» WHAT IS REQUIRED
From the first line to the last, print the records exactly.

*** Opening PROVIDED INFORMATION ***

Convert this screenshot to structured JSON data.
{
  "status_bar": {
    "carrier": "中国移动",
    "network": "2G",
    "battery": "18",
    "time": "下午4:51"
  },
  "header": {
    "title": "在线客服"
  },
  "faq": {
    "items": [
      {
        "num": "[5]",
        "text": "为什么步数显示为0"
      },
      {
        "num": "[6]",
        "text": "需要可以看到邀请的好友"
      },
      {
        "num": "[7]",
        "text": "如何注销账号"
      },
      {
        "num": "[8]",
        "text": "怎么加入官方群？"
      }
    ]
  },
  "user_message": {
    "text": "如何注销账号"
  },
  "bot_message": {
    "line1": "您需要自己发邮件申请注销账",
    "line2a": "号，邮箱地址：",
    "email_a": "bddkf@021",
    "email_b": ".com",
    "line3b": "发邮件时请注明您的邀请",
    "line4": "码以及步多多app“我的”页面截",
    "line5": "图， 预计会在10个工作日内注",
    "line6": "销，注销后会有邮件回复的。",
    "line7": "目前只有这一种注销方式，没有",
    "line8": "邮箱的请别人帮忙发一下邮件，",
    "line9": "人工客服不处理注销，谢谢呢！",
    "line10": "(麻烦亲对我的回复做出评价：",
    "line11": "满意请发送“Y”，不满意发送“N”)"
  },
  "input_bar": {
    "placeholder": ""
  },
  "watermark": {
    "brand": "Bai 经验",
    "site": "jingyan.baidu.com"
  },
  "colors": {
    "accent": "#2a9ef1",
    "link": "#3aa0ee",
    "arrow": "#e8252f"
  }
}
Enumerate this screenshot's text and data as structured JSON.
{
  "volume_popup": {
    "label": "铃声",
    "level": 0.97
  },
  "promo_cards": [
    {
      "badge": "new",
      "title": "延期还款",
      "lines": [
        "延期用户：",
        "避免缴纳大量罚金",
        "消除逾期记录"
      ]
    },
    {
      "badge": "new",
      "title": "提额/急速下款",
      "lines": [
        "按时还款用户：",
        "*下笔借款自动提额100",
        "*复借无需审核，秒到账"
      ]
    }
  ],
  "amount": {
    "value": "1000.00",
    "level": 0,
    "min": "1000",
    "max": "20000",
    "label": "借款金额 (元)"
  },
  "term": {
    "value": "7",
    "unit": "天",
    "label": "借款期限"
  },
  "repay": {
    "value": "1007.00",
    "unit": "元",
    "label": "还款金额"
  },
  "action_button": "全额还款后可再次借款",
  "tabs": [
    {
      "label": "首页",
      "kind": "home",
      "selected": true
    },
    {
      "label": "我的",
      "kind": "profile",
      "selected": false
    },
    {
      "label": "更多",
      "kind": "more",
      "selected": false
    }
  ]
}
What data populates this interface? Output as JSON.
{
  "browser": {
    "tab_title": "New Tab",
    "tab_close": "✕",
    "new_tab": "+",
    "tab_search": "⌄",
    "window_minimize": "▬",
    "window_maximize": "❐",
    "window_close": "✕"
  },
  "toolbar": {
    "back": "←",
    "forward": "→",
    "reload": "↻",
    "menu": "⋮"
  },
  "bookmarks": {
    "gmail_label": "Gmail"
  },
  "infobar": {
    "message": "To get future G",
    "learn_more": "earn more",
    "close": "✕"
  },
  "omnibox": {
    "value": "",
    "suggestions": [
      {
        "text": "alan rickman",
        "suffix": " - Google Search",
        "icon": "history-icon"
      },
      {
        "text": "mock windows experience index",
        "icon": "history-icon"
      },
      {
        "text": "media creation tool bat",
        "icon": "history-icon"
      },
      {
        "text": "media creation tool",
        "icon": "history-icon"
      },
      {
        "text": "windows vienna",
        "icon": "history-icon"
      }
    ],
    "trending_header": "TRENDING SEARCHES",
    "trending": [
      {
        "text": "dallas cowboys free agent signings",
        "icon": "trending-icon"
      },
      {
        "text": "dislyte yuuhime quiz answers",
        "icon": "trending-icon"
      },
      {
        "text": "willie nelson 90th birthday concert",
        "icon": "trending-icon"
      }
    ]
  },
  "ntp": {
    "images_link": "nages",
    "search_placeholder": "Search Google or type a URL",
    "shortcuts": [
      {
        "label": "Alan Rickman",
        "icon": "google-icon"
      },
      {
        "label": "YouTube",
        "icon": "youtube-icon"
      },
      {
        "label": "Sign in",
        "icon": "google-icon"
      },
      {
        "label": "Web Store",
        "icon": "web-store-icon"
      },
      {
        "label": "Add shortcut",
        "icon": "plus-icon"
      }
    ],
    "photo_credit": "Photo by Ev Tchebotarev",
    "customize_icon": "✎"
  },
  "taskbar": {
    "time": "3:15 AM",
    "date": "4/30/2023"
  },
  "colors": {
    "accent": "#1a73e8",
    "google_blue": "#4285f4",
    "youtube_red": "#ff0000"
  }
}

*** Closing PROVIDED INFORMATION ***

» SOLUTION BELOW
Convert this screenshot to structured JSON data.
{
  "status_bar": {
    "carrier": "中国移动",
    "network": "2G",
    "battery": "18",
    "time": "下午4:51"
  },
  "header": {
    "title": "在线客服"
  },
  "faq": {
    "items": [
      {
        "num": "[5]",
        "text": "为什么步数显示为0"
      },
      {
        "num": "[6]",
        "text": "需要可以看到邀请的好友"
      },
      {
        "num": "[7]",
        "text": "如何注销账号"
      },
      {
        "num": "[8]",
        "text": "怎么加入官方群？"
      }
    ]
  },
  "user_message": {
    "text": "如何注销账号"
  },
  "bot_message": {
    "line1": "您需要自己发邮件申请注销账",
    "line2a": "号，邮箱地址：",
    "email_a": "bddkf@021",
    "email_b": ".com",
    "line3b": "发邮件时请注明您的邀请",
    "line4": "码以及步多多app“我的”页面截",
    "line5": "图， 预计会在10个工作日内注",
    "line6": "销，注销后会有邮件回复的。",
    "line7": "目前只有这一种注销方式，没有",
    "line8": "邮箱的请别人帮忙发一下邮件，",
    "line9": "人工客服不处理注销，谢谢呢！",
    "line10": "(麻烦亲对我的回复做出评价：",
    "line11": "满意请发送“Y”，不满意发送“N”)"
  },
  "input_bar": {
    "placeholder": ""
  },
  "watermark": {
    "brand": "Bai 经验",
    "site": "jingyan.baidu.com"
  },
  "colors": {
    "accent": "#2a9ef1",
    "link": "#3aa0ee",
    "arrow": "#e8252f"
  }
}
Enumerate this screenshot's text and data as structured JSON.
{
  "volume_popup": {
    "label": "铃声",
    "level": 0.97
  },
  "promo_cards": [
    {
      "badge": "new",
      "title": "延期还款",
      "lines": [
        "延期用户：",
        "避免缴纳大量罚金",
        "消除逾期记录"
      ]
    },
    {
      "badge": "new",
      "title": "提额/急速下款",
      "lines": [
        "按时还款用户：",
        "*下笔借款自动提额100",
        "*复借无需审核，秒到账"
      ]
    }
  ],
  "amount": {
    "value": "1000.00",
    "level": 0,
    "min": "1000",
    "max": "20000",
    "label": "借款金额 (元)"
  },
  "term": {
    "value": "7",
    "unit": "天",
    "label": "借款期限"
  },
  "repay": {
    "value": "1007.00",
    "unit": "元",
    "label": "还款金额"
  },
  "action_button": "全额还款后可再次借款",
  "tabs": [
    {
      "label": "首页",
      "kind": "home",
      "selected": true
    },
    {
      "label": "我的",
      "kind": "profile",
      "selected": false
    },
    {
      "label": "更多",
      "kind": "more",
      "selected": false
    }
  ]
}
What data populates this interface? Output as JSON.
{
  "browser": {
    "tab_title": "New Tab",
    "tab_close": "✕",
    "new_tab": "+",
    "tab_search": "⌄",
    "window_minimize": "▬",
    "window_maximize": "❐",
    "window_close": "✕"
  },
  "toolbar": {
    "back": "←",
    "forward": "→",
    "reload": "↻",
    "menu": "⋮"
  },
  "bookmarks": {
    "gmail_label": "Gmail"
  },
  "infobar": {
    "message": "To get future G",
    "learn_more": "earn more",
    "close": "✕"
  },
  "omnibox": {
    "value": "",
    "suggestions": [
      {
        "text": "alan rickman",
        "suffix": " - Google Search",
        "icon": "history-icon"
      },
      {
        "text": "mock windows experience index",
        "icon": "history-icon"
      },
      {
        "text": "media creation tool bat",
        "icon": "history-icon"
      },
      {
        "text": "media creation tool",
        "icon": "history-icon"
      },
      {
        "text": "windows vienna",
        "icon": "history-icon"
      }
    ],
    "trending_header": "TRENDING SEARCHES",
    "trending": [
      {
        "text": "dallas cowboys free agent signings",
        "icon": "trending-icon"
      },
      {
        "text": "dislyte yuuhime quiz answers",
        "icon": "trending-icon"
      },
      {
        "text": "willie nelson 90th birthday concert",
        "icon": "trending-icon"
      }
    ]
  },
  "ntp": {
    "images_link": "nages",
    "search_placeholder": "Search Google or type a URL",
    "shortcuts": [
      {
        "label": "Alan Rickman",
        "icon": "google-icon"
      },
      {
        "label": "YouTube",
        "icon": "youtube-icon"
      },
      {
        "label": "Sign in",
        "icon": "google-icon"
      },
      {
        "label": "Web Store",
        "icon": "web-store-icon"
      },
      {
        "label": "Add shortcut",
        "icon": "plus-icon"
      }
    ],
    "photo_credit": "Photo by Ev Tchebotarev",
    "customize_icon": "✎"
  },
  "taskbar": {
    "time": "3:15 AM",
    "date": "4/30/2023"
  },
  "colors": {
    "accent": "#1a73e8",
    "google_blue": "#4285f4",
    "youtube_red": "#ff0000"
  }
}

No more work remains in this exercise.